The task: Every line below is to be copied exactly, with the pictures left out.

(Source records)

*** Block opens ***

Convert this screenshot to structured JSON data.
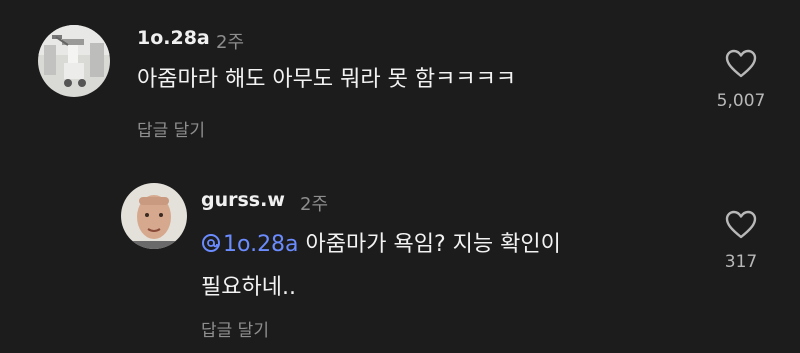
{
  "comments": [
    {
      "username": "1o.28a",
      "time": "2주",
      "text": "아줌마라 해도 아무도 뭐라 못 함ㅋㅋㅋㅋ",
      "reply_label": "답글 달기",
      "likes": "5,007",
      "avatar_icon": "avatar-photo-icon"
    },
    {
      "username": "gurss.w",
      "time": "2주",
      "mention": "1o.28a",
      "text_line1": "아줌마가 욕임? 지능 확인이",
      "text_line2": "필요하네..",
      "reply_label": "답글 달기",
      "likes": "317",
      "avatar_icon": "avatar-photo-icon"
    }
  ],
  "colors": {
    "background": "#1c1c1c",
    "text": "#f2f2f2",
    "muted": "#8e8e8e",
    "mention": "#6b8cff"
  }
}
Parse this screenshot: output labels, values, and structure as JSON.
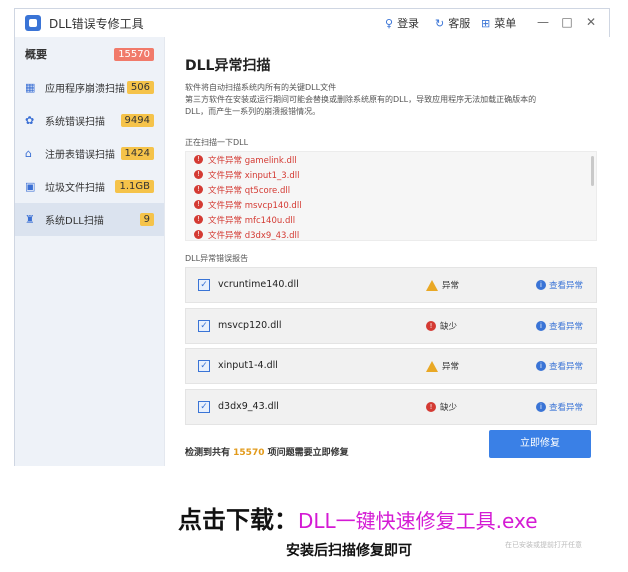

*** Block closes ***

Completed task:
Convert this screenshot to structured JSON data.
{
  "comments": [
    {
      "username": "1o.28a",
      "time": "2주",
      "text": "아줌마라 해도 아무도 뭐라 못 함ㅋㅋㅋㅋ",
      "reply_label": "답글 달기",
      "likes": "5,007",
      "avatar_icon": "avatar-photo-icon"
    },
    {
      "username": "gurss.w",
      "time": "2주",
      "mention": "1o.28a",
      "text_line1": "아줌마가 욕임? 지능 확인이",
      "text_line2": "필요하네..",
      "reply_label": "답글 달기",
      "likes": "317",
      "avatar_icon": "avatar-photo-icon"
    }
  ],
  "colors": {
    "background": "#1c1c1c",
    "text": "#f2f2f2",
    "muted": "#8e8e8e",
    "mention": "#6b8cff"
  }
}
Parse this screenshot: output labels, values, and structure as JSON.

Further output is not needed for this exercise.